FIGURE 12 – Series of photo-engraved cards shown in five different colors with the single color copper plate producing them. In engraving, the press is cleaned and re-loaded with ink every time there is a color change making the process extremely labor intensive and much more costly than switching colors in software.
Spot color: printing technique in which individual colors are printed as solid shapes (type or image) one at a time. Engraving printing is accomplished in this manner; a die or plate is crafted and printed for each color and printed individually.
[Related: The Visual Culture of Color: A Brief History of Color Matching Systems | Color Matching Systems II: Best Practices for Choosing & Using Color | Color Matching Systems III: On-Screen Color & Printing Specifications]
Steel engraving: innovated in the early twentieth century as a more durable alternative to the copper plates used in copperplate engraving; see also copperplate engraving.
Stock: paper, board, or envelopes.
Substrate: the substance, or surface, upon which an image is to be printed, such as paper.
Terminal: when engraving letters, a terminal is where the burin or graver enters and exits a cut.

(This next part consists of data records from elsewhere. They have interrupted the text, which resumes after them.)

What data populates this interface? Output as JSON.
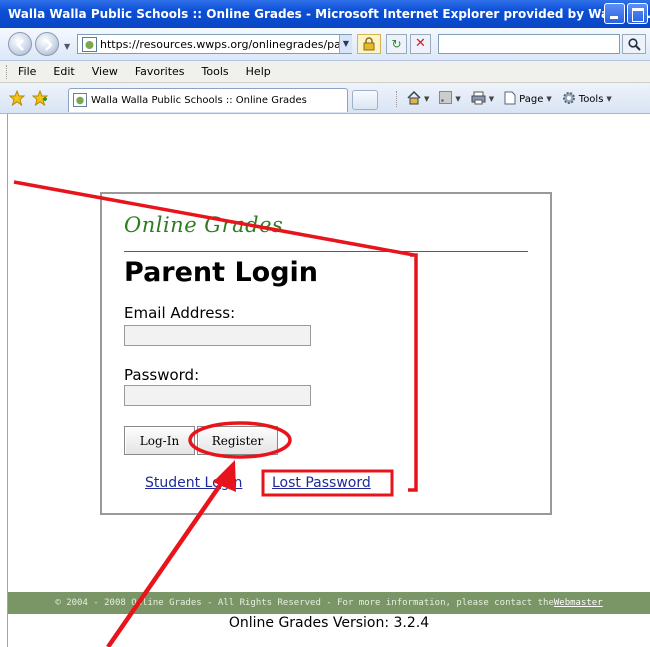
{
  "window": {
    "title": "Walla Walla Public Schools :: Online Grades - Microsoft Internet Explorer provided by Walla W..."
  },
  "address_bar": {
    "url": "https://resources.wwps.org/onlinegrades/parents",
    "search_placeholder": ""
  },
  "menu": [
    "File",
    "Edit",
    "View",
    "Favorites",
    "Tools",
    "Help"
  ],
  "tab": {
    "title": "Walla Walla Public Schools :: Online Grades"
  },
  "command_bar": {
    "page_label": "Page",
    "tools_label": "Tools"
  },
  "login": {
    "brand": "Online Grades",
    "heading": "Parent Login",
    "email_label": "Email Address:",
    "email_value": "",
    "password_label": "Password:",
    "password_value": "",
    "login_button": "Log-In",
    "register_button": "Register",
    "student_link": "Student Login",
    "lost_password_link": "Lost Password"
  },
  "footer": {
    "text": "© 2004 - 2008 Online Grades - All Rights Reserved - For more information, please contact the ",
    "webmaster_link": "Webmaster",
    "version": "Online Grades Version: 3.2.4"
  },
  "colors": {
    "brand_green": "#2e7d1f",
    "footer_bg": "#7a9566",
    "annotation_red": "#e8141c",
    "link_blue": "#1e2a9a"
  }
}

Thermography: raised printing invented to look like engraving at a lower price. Thermography has no bruise.
White-line wood engraving: see wood engraving.
Woodcut: the oldest printmaking method known, resulting in a relief print. A design is drawn onto a piece of wood, the extraneous areas are cut away with a sharp tool, the remaining relief is inked, and paper is applied, then pressure, to produce a print.
Wood engraving, or white-line wood engraving: woodcuts created on end-grain wood popularized by Thomas Bewick (1753–1828). Bewick was a great naturalist and trained metal engraver. In this method, wood is cut away from shapes and type. To make a print, ink is applied to what remains. As with woodcut, this is a relief process.
© 2016 Nancy Sharon Collins
Typography is one of the most vital keys to successful design—and Print’s Typography & Lettering Awards is here to celebrate it. But this isn’t just a competition for classic type designers: We’re looking for projects that feature great uses of type by any designer. We’re looking for handlettered work. And, of course, we’re also looking for original typefaces built from the ground up. Enter today.